● Material to process:
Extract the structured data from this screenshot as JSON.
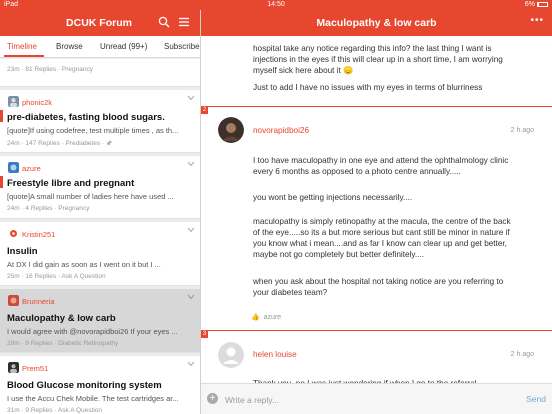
{
  "status": {
    "carrier": "iPad",
    "time": "14:50",
    "battery": "6%"
  },
  "left": {
    "title": "DCUK Forum",
    "tabs": [
      "Timeline",
      "Browse",
      "Unread (99+)",
      "Subscribed"
    ],
    "threads": [
      {
        "meta": "23m · 81 Replies · Pregnancy"
      },
      {
        "author": "phonic2k",
        "title": "pre-diabetes,  fasting blood sugars.",
        "snippet": "[quote]If using codefree, test multiple times , as th...",
        "meta": "24m · 147 Replies · Prediabetes · 🖈"
      },
      {
        "author": "azure",
        "title": "Freestyle libre and pregnant",
        "snippet": "[quote]A small number of ladies here have used ...",
        "meta": "24m · 4 Replies · Pregnancy"
      },
      {
        "author": "Kristin251",
        "title": "Insulin",
        "snippet": "At DX I did gain as soon as I went on it but I ...",
        "meta": "25m · 16 Replies · Ask A Question"
      },
      {
        "author": "Brunneria",
        "title": "Maculopathy & low carb",
        "snippet": "I would agree with @novorapidboi26   If your eyes ...",
        "meta": "29m · 9 Replies · Diabetic Retinopathy"
      },
      {
        "author": "Prem51",
        "title": "Blood Glucose monitoring system",
        "snippet": "I use the Accu Chek Mobile. The test cartridges ar...",
        "meta": "31m · 9 Replies · Ask A Question"
      }
    ]
  },
  "right": {
    "title": "Maculopathy & low carb",
    "first_post": {
      "lines": [
        "hospital take any notice regarding this info? the last thing I want is",
        "injections in the eyes if this will clear up in a short time, I am worrying",
        "myself sick here about it 😞"
      ],
      "line2": "Just to add I have no issues with my eyes in terms of blurriness"
    },
    "posts": [
      {
        "number": "2",
        "author": "novorapidboi26",
        "time": "2 h ago",
        "paragraphs": [
          [
            "I too have maculopathy in one eye and attend the ophthalmology clinic",
            "every 6 months as opposed to a photo centre annually....."
          ],
          [
            "you wont be getting injections necessarily...."
          ],
          [
            "maculopathy is simply retinopathy at the macula, the centre of the back",
            "of the eye.....so its a but more serious but cant still be minor in nature if",
            "you know what i mean....and as far I know can clear up and get better,",
            "maybe not go completely but better definitely...."
          ],
          [
            "when you ask about the hospital not taking notice are you referring to",
            "your diabetes team?"
          ]
        ],
        "like": "azure"
      },
      {
        "number": "3",
        "author": "helen louise",
        "time": "2 h ago",
        "preview": "Thank you, no I was just wondering if when I go to the referral"
      }
    ],
    "reply": {
      "placeholder": "Write a reply...",
      "send": "Send"
    }
  },
  "colors": {
    "accent": "#e8472f",
    "send": "#6fa9d6"
  }
}
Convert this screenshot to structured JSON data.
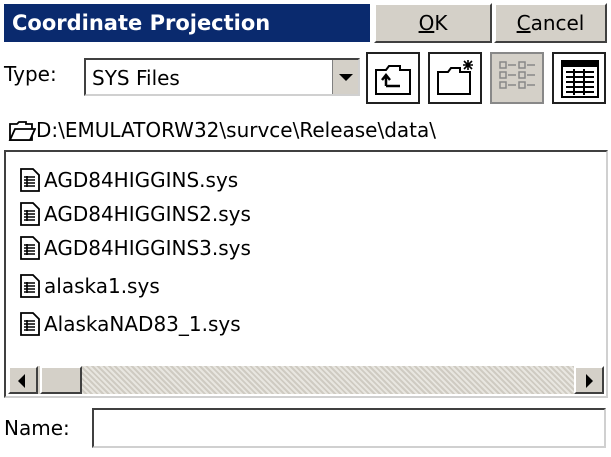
{
  "window": {
    "title": "Coordinate Projection",
    "ok_label_pre": "",
    "ok_label_u": "O",
    "ok_label_post": "K",
    "cancel_label_u": "C",
    "cancel_label_post": "ancel"
  },
  "type_row": {
    "label": "Type:",
    "selected": "SYS Files"
  },
  "toolbar_icons": [
    "up-folder-icon",
    "new-folder-icon",
    "list-view-icon",
    "details-view-icon"
  ],
  "path": {
    "icon": "folder-open-icon",
    "text": "D:\\EMULATORW32\\survce\\Release\\data\\"
  },
  "files": [
    {
      "name": "AGD84HIGGINS.sys",
      "icon": "sys-file-icon"
    },
    {
      "name": "AGD84HIGGINS2.sys",
      "icon": "sys-file-icon"
    },
    {
      "name": "AGD84HIGGINS3.sys",
      "icon": "sys-file-icon"
    },
    {
      "name": "alaska1.sys",
      "icon": "sys-file-icon"
    },
    {
      "name": "AlaskaNAD83_1.sys",
      "icon": "sys-file-icon"
    }
  ],
  "name_row": {
    "label": "Name:",
    "value": ""
  }
}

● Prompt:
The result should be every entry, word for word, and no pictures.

● Task result:
Extract the structured data from this screenshot as JSON.
{
  "status": {
    "carrier": "iPad",
    "time": "14:50",
    "battery": "6%"
  },
  "left": {
    "title": "DCUK Forum",
    "tabs": [
      "Timeline",
      "Browse",
      "Unread (99+)",
      "Subscribed"
    ],
    "threads": [
      {
        "meta": "23m · 81 Replies · Pregnancy"
      },
      {
        "author": "phonic2k",
        "title": "pre-diabetes,  fasting blood sugars.",
        "snippet": "[quote]If using codefree, test multiple times , as th...",
        "meta": "24m · 147 Replies · Prediabetes · 🖈"
      },
      {
        "author": "azure",
        "title": "Freestyle libre and pregnant",
        "snippet": "[quote]A small number of ladies here have used ...",
        "meta": "24m · 4 Replies · Pregnancy"
      },
      {
        "author": "Kristin251",
        "title": "Insulin",
        "snippet": "At DX I did gain as soon as I went on it but I ...",
        "meta": "25m · 16 Replies · Ask A Question"
      },
      {
        "author": "Brunneria",
        "title": "Maculopathy & low carb",
        "snippet": "I would agree with @novorapidboi26   If your eyes ...",
        "meta": "29m · 9 Replies · Diabetic Retinopathy"
      },
      {
        "author": "Prem51",
        "title": "Blood Glucose monitoring system",
        "snippet": "I use the Accu Chek Mobile. The test cartridges ar...",
        "meta": "31m · 9 Replies · Ask A Question"
      }
    ]
  },
  "right": {
    "title": "Maculopathy & low carb",
    "first_post": {
      "lines": [
        "hospital take any notice regarding this info? the last thing I want is",
        "injections in the eyes if this will clear up in a short time, I am worrying",
        "myself sick here about it 😞"
      ],
      "line2": "Just to add I have no issues with my eyes in terms of blurriness"
    },
    "posts": [
      {
        "number": "2",
        "author": "novorapidboi26",
        "time": "2 h ago",
        "paragraphs": [
          [
            "I too have maculopathy in one eye and attend the ophthalmology clinic",
            "every 6 months as opposed to a photo centre annually....."
          ],
          [
            "you wont be getting injections necessarily...."
          ],
          [
            "maculopathy is simply retinopathy at the macula, the centre of the back",
            "of the eye.....so its a but more serious but cant still be minor in nature if",
            "you know what i mean....and as far I know can clear up and get better,",
            "maybe not go completely but better definitely...."
          ],
          [
            "when you ask about the hospital not taking notice are you referring to",
            "your diabetes team?"
          ]
        ],
        "like": "azure"
      },
      {
        "number": "3",
        "author": "helen louise",
        "time": "2 h ago",
        "preview": "Thank you, no I was just wondering if when I go to the referral"
      }
    ],
    "reply": {
      "placeholder": "Write a reply...",
      "send": "Send"
    }
  },
  "colors": {
    "accent": "#e8472f",
    "send": "#6fa9d6"
  }
}
Convert this screenshot to structured JSON data.
{
  "window": {
    "title": "Coordinate Projection",
    "ok_label_pre": "",
    "ok_label_u": "O",
    "ok_label_post": "K",
    "cancel_label_u": "C",
    "cancel_label_post": "ancel"
  },
  "type_row": {
    "label": "Type:",
    "selected": "SYS Files"
  },
  "toolbar_icons": [
    "up-folder-icon",
    "new-folder-icon",
    "list-view-icon",
    "details-view-icon"
  ],
  "path": {
    "icon": "folder-open-icon",
    "text": "D:\\EMULATORW32\\survce\\Release\\data\\"
  },
  "files": [
    {
      "name": "AGD84HIGGINS.sys",
      "icon": "sys-file-icon"
    },
    {
      "name": "AGD84HIGGINS2.sys",
      "icon": "sys-file-icon"
    },
    {
      "name": "AGD84HIGGINS3.sys",
      "icon": "sys-file-icon"
    },
    {
      "name": "alaska1.sys",
      "icon": "sys-file-icon"
    },
    {
      "name": "AlaskaNAD83_1.sys",
      "icon": "sys-file-icon"
    }
  ],
  "name_row": {
    "label": "Name:",
    "value": ""
  }
}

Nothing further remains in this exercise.